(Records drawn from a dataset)
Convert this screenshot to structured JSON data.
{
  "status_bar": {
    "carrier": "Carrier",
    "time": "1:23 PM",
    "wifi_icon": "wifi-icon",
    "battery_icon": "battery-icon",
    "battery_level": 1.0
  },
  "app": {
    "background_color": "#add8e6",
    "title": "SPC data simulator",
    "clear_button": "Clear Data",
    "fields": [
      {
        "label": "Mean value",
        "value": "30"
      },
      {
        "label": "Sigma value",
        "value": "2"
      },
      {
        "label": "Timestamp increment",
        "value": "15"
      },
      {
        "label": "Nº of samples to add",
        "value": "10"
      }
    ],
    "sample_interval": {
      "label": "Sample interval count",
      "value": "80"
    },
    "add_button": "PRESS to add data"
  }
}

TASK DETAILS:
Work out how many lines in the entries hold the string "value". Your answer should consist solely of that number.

WORKED SOLUTION:
7